This has been on my mind all day at work:

Jasper, Alberta

Stay tuned for #3 from my top 3 hikes this summer! Hint – hellooooo Wyoming!

Hittin the road again

I am off today on a 9 day journey back to Toronto, via Nelson B.C., Waterton, A.B., Grasslands National Park, Sask., Riding Mountain National Park, Man., Thunder Bay, Ont. and one final stop to break up T. Bay to Toronto.

Phew.

So long Vancouver, I’ll miss you!

Let the driving begin!!

Grizzy Bear Cub – Kananaskis

Could this be the cutest bear ever?

Taken in Kananaskis Country, Alberta. What a stunning and wild part of Alberta to visit. Just awe inspiring – raw, beautiful, wild…

I would buy the stuffed animal of this lil griz.

Tourists

I really enjoy the part of camping and hiking where I can get off the path of most resistance (aka throngs of tourists in the way) and hike to an area where you MAY see another living being, but more likely you will see a bear.

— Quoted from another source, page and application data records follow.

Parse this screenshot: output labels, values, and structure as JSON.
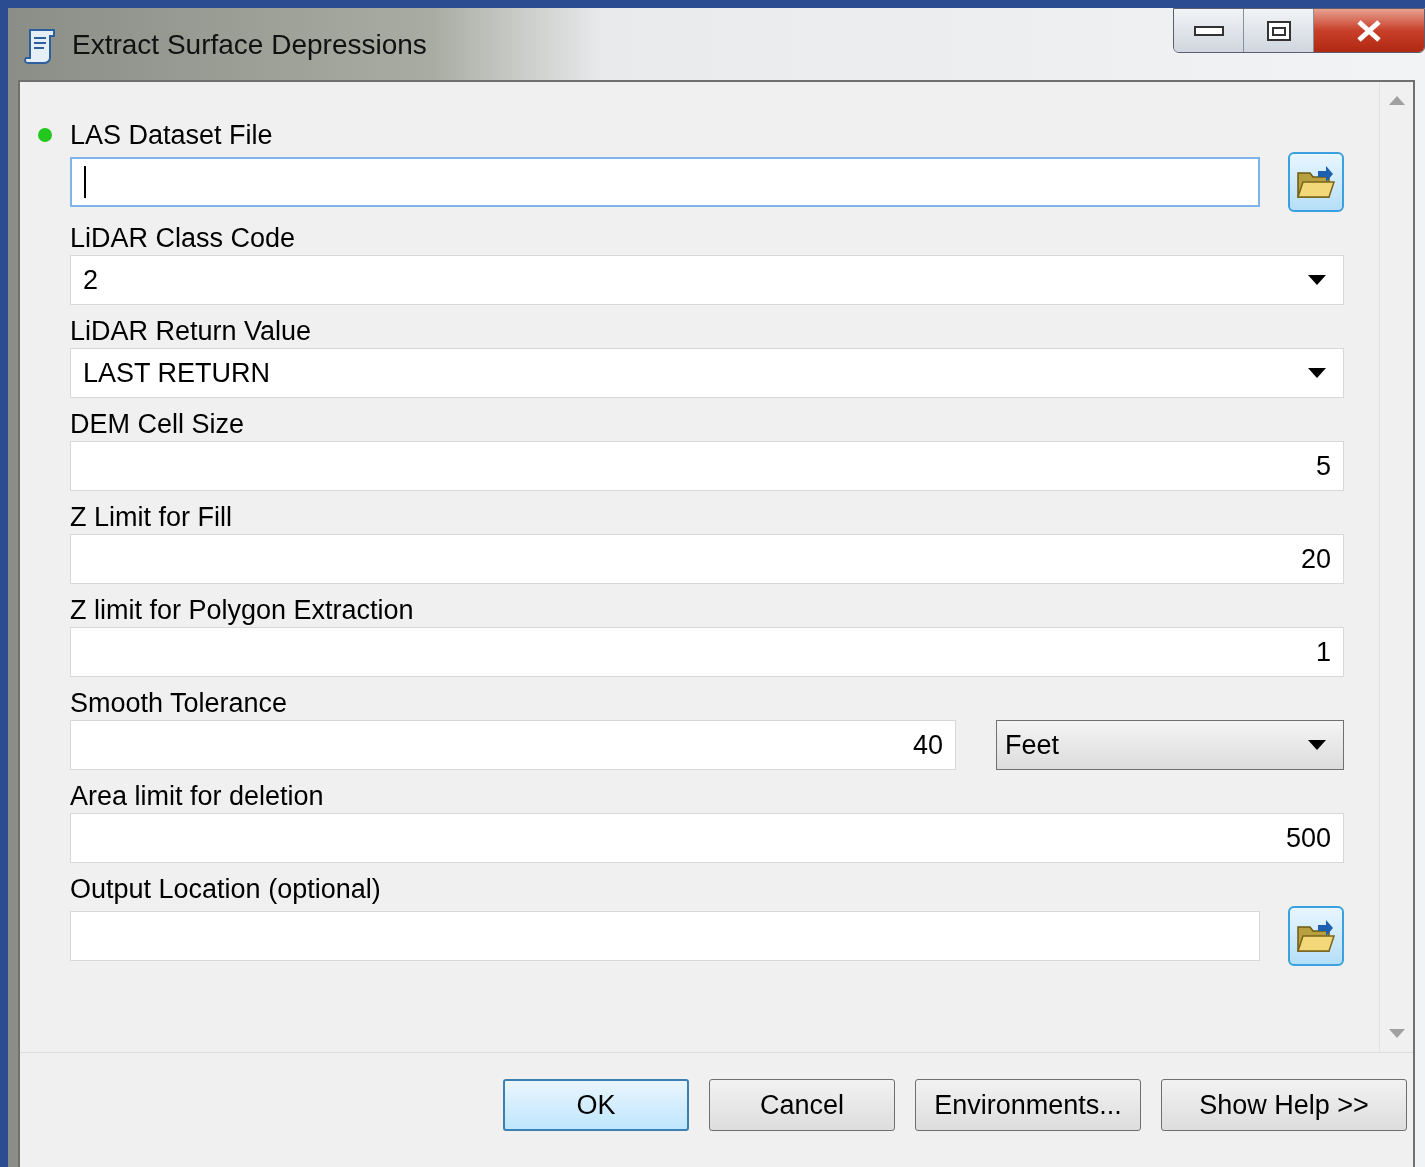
{
  "window": {
    "title": "Extract Surface Depressions"
  },
  "parameters": [
    {
      "label": "LAS Dataset File",
      "kind": "file",
      "required": true,
      "focused": true
    },
    {
      "label": "LiDAR Class Code",
      "kind": "dropdown",
      "value": "2",
      "required": false,
      "focused": false
    },
    {
      "label": "LiDAR Return Value",
      "kind": "dropdown",
      "value": "LAST RETURN",
      "required": false,
      "focused": false
    },
    {
      "label": "DEM Cell Size",
      "kind": "number",
      "value": "5",
      "required": false,
      "focused": false
    },
    {
      "label": "Z Limit for Fill",
      "kind": "number",
      "value": "20",
      "required": false,
      "focused": false
    },
    {
      "label": "Z limit for Polygon Extraction",
      "kind": "number",
      "value": "1",
      "required": false,
      "focused": false
    },
    {
      "label": "Smooth Tolerance",
      "kind": "number_unit",
      "value": "40",
      "unit": "Feet",
      "required": false,
      "focused": false
    },
    {
      "label": "Area limit for deletion",
      "kind": "number",
      "value": "500",
      "required": false,
      "focused": false
    },
    {
      "label": "Output Location (optional)",
      "kind": "file",
      "required": false,
      "focused": false
    }
  ],
  "buttons": [
    {
      "label": "OK",
      "selected": true
    },
    {
      "label": "Cancel",
      "selected": false
    },
    {
      "label": "Environments...",
      "selected": false
    },
    {
      "label": "Show Help >>",
      "selected": false
    }
  ]
}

Anyway, I was reminded that, when I am a tourist, I cannot complain about them. I must embrace them and be one with them. Check out Peyto Lake on the Icefields Parkway between Banff and Jasper:

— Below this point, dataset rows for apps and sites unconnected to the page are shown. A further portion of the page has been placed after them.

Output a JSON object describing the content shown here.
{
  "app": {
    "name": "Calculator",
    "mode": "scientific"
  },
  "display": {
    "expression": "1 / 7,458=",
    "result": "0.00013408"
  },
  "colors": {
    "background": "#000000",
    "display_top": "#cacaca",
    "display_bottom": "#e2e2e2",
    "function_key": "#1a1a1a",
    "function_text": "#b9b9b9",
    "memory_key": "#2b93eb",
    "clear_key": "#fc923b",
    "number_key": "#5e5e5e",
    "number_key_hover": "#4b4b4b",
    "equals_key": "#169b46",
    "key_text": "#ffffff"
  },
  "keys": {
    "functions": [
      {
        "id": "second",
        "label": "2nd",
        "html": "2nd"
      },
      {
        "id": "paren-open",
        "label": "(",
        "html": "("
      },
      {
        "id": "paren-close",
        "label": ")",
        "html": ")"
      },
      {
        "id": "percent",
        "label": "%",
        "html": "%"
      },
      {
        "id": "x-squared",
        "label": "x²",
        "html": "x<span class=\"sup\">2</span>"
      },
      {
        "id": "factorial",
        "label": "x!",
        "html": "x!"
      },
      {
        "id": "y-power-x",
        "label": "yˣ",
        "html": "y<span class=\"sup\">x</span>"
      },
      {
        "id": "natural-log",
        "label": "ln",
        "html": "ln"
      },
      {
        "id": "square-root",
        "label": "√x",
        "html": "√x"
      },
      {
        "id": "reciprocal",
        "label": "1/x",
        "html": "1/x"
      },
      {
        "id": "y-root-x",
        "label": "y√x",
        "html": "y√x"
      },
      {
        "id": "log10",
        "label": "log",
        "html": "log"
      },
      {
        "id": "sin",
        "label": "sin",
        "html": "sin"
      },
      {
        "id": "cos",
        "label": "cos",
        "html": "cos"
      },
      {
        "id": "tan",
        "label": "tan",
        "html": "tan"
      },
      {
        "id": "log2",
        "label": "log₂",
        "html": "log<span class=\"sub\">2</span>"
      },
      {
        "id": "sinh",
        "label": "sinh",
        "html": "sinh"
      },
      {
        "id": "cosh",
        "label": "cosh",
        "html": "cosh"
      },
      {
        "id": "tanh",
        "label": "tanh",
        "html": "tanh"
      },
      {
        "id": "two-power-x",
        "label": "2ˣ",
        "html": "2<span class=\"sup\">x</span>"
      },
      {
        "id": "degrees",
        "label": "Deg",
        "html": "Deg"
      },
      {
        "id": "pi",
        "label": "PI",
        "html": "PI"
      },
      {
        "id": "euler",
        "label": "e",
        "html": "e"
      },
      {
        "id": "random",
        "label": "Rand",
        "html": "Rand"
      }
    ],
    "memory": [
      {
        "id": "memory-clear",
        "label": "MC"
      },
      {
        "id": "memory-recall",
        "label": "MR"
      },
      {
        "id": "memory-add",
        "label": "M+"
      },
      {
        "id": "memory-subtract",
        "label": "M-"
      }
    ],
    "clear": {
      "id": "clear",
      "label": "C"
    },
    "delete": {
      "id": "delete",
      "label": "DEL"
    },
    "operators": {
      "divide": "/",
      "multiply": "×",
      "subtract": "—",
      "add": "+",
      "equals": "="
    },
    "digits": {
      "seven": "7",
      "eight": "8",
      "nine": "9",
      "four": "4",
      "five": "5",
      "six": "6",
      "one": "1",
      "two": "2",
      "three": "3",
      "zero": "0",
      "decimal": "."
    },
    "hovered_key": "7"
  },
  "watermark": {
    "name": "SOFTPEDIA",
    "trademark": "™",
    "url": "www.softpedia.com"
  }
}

The shot – taken in 0.0001 seconds, not framed, or tripod-ed and standing on the wooden railing while my boyfriend hung on to my legs for support

The chaos behind the shot

Wait until I show you some of the views from my hikes. There is no chaos behind the scenes. It’s just another gorgeous and peaceful shot waiting to be taken.

Sigh.

Photo – Look ma, I can read!

Medicine Lake – Jasper, Alberta

I caught this big horn baby behind me as I was attempting to take a few photos of his/her mom. It was hilarious, this little guy spent about 5 minutes looking on at the information board as if he was reading about how his home was created.

Just so you don’t feel left out, this is what the little guy is reading about:

Medicine Lake, Jasper

During the summer, glacier melt waters flood the lake, sometimes overflowing it. In fall and winter the lake disappears, becoming a mudflat with scattered pools of water connected by a stream. But there is no visible channel draining the lake – so where then does the water go?

The answer is, “out the bottom”, like a bathtub without a plug. The Maligne River pours into the lake from the south and drains out through sinkholes in the bottom. The water then streams through a cave system formed in the slightly soluble limestone rock, surfacing again in the area of Maligne Canyon 16 kilometers downstream. This is one of the largest known sinking rivers in the Western Hemisphere and may be the largest inaccessible cave system anywhere in the world!

Summer melt water coming into the lake exceeds the capacity of the sinkholes to drain it. Decreased melt water in the late summer and fall means that the lake’s sinkholes can drain the lake faster then the Maligne River can fill it. This creates the disappearing lake phenomena. Aboriginal peoples called the lake Medicine because of its seemingly magical powers, and the United Nations created the Rocky Mountain Parks World Heritage Site partly because of this unique drainage system.

Parks Canada

Now you know!

Not too shabby, living in Vancouver

I am here in West Vancouver, babysitting a dog for a week and I absolutely LOVE it here. It’s my third time visiting the “best place on earth” – according to the limited edition license plates they produced. There is a picturesque scene awaiting me at every turn, so I believe this saying 100%!

Yesterday, I went for a jog around the neighbourhood:

Along the seawall in W. Vancouver

Keeping me motivated near the end of the jog

What a great way to explore the city. I could not believe some of the houses around this area. Jaw dropping…and what scenery to look out to!

I’m excited to get downtown Vancouver in the next few days and explore the view from the other side of the Lion’s Gate Bridge. I have driven downtown several times already this trip, and I can tell you that the road system is NOT the best place on earth. Traffic jam city!

After the jog yesterday, we met up with a few of my boyfriends friends and headed out in a boat around Howe Sound and Bowyer Island.

Again, my jaw was dropping at all the views around me. I even saw 4 different seals swimming around our boat. So neat!

A seal! Too bad I didn’t bring my Nikon

Never a dull moment in Vancouver…